Element data from apps and pages:
··········
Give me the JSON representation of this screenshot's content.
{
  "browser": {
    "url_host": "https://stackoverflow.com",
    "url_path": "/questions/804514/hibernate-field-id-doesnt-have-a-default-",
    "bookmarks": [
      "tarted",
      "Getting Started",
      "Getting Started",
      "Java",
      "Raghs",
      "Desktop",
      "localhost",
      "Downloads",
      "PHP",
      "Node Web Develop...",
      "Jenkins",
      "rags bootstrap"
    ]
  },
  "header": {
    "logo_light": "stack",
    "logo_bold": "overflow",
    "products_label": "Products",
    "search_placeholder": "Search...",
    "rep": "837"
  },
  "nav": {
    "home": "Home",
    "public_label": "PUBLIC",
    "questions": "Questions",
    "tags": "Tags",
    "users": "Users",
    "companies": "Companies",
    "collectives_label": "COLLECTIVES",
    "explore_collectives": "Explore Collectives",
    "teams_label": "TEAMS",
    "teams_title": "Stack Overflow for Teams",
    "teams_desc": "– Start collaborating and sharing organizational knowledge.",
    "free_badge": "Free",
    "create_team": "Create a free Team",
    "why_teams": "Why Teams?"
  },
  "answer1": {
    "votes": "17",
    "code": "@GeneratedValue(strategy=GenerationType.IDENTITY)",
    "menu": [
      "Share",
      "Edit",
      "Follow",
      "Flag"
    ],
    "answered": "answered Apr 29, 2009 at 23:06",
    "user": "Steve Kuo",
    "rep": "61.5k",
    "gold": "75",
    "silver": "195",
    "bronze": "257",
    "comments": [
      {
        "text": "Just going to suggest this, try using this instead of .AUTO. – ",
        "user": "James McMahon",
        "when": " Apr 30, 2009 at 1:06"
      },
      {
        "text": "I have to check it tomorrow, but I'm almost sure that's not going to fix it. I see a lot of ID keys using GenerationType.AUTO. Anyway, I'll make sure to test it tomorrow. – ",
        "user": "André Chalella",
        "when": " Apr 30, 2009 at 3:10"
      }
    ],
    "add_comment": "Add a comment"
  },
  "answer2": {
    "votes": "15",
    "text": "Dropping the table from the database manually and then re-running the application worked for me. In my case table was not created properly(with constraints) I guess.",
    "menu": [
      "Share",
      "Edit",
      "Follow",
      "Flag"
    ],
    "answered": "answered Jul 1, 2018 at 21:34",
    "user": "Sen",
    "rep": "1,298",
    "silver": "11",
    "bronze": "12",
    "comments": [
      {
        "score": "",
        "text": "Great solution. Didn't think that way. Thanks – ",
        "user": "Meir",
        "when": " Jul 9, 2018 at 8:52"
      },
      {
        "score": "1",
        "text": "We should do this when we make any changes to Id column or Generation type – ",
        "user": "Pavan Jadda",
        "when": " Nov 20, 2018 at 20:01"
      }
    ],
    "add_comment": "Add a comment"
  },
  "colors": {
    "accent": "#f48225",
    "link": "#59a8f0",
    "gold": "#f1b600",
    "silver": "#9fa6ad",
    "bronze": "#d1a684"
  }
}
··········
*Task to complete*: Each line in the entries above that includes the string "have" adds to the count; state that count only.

*Task response*: 2